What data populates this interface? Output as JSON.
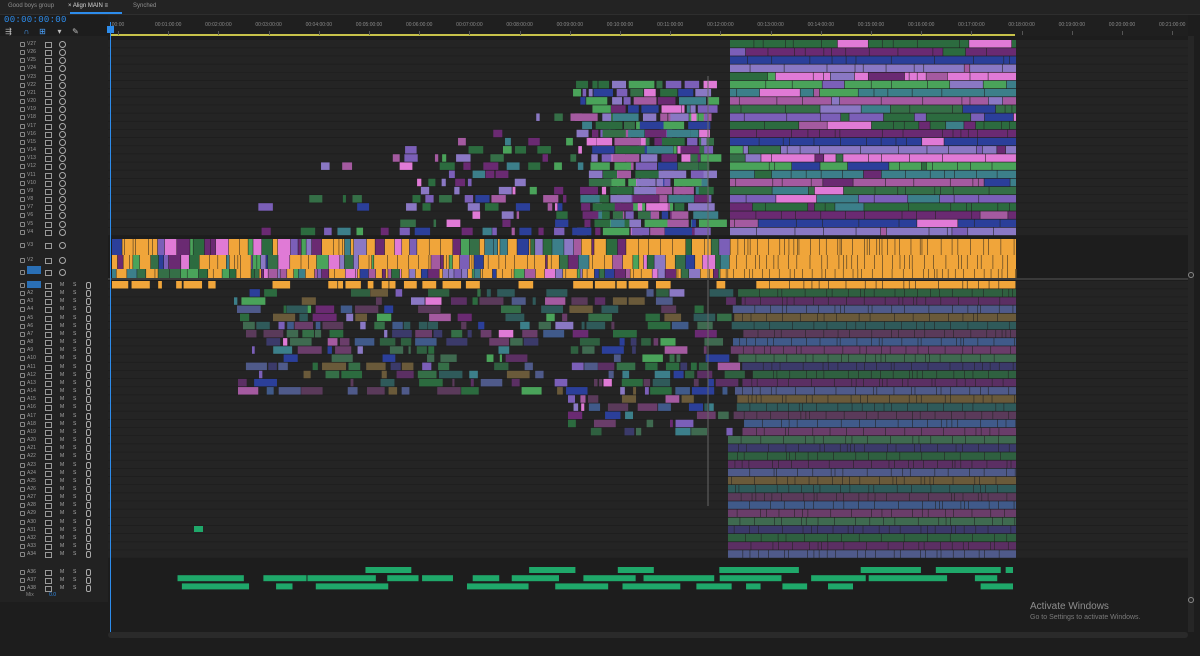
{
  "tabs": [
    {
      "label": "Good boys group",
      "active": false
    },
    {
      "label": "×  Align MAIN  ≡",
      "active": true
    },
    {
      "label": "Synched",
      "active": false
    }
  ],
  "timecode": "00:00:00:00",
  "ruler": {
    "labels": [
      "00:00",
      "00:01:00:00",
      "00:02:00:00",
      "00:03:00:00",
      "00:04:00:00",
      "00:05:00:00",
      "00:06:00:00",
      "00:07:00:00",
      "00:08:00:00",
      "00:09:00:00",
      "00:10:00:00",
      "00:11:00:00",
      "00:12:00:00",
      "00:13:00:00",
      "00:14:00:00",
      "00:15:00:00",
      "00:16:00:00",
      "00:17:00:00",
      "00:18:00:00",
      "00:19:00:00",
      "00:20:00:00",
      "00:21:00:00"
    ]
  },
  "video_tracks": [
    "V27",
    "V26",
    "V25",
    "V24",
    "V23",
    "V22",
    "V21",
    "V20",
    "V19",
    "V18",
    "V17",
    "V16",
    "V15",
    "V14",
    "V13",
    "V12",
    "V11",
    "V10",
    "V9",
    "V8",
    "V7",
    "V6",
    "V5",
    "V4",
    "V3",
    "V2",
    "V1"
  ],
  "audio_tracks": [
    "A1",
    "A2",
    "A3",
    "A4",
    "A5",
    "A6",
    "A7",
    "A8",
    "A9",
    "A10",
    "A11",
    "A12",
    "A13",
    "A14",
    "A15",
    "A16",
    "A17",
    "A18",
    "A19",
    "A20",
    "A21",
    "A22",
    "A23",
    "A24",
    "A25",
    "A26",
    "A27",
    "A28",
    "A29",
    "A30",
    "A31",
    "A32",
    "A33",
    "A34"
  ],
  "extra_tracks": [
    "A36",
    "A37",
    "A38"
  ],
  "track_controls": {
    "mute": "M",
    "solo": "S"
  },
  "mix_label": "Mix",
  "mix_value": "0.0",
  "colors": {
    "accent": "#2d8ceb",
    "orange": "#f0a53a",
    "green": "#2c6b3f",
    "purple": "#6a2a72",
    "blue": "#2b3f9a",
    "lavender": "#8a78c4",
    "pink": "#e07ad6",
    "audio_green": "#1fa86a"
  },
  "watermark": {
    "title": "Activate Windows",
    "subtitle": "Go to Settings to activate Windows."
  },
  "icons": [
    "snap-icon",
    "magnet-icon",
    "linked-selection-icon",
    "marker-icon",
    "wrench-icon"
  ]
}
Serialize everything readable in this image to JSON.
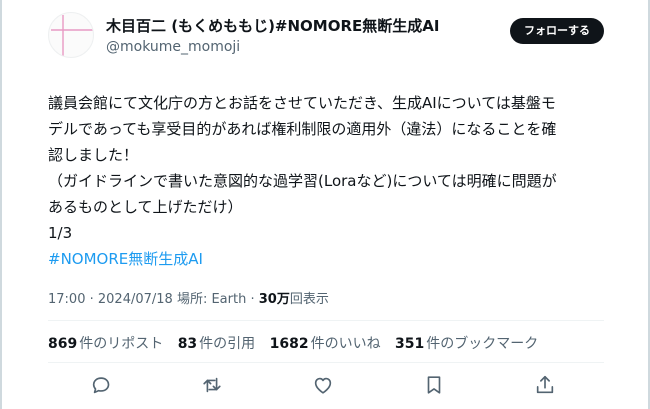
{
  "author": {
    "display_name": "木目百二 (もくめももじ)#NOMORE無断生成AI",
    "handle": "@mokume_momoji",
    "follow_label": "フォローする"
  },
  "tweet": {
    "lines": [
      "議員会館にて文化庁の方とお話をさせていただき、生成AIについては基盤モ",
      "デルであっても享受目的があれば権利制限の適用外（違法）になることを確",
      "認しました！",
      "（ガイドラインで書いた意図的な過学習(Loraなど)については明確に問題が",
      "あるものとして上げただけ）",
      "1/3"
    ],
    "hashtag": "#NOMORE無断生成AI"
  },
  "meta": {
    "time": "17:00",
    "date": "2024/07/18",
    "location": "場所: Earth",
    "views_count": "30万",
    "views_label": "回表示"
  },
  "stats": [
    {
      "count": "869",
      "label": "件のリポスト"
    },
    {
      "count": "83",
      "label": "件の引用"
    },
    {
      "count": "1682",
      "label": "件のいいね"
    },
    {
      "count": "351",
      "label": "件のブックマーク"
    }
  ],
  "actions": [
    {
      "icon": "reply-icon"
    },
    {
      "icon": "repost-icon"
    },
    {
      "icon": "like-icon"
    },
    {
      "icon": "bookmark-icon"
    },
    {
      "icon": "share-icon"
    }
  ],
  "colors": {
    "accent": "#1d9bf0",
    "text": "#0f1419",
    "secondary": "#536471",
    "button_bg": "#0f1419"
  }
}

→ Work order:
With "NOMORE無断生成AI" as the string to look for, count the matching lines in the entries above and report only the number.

→ Reply:
2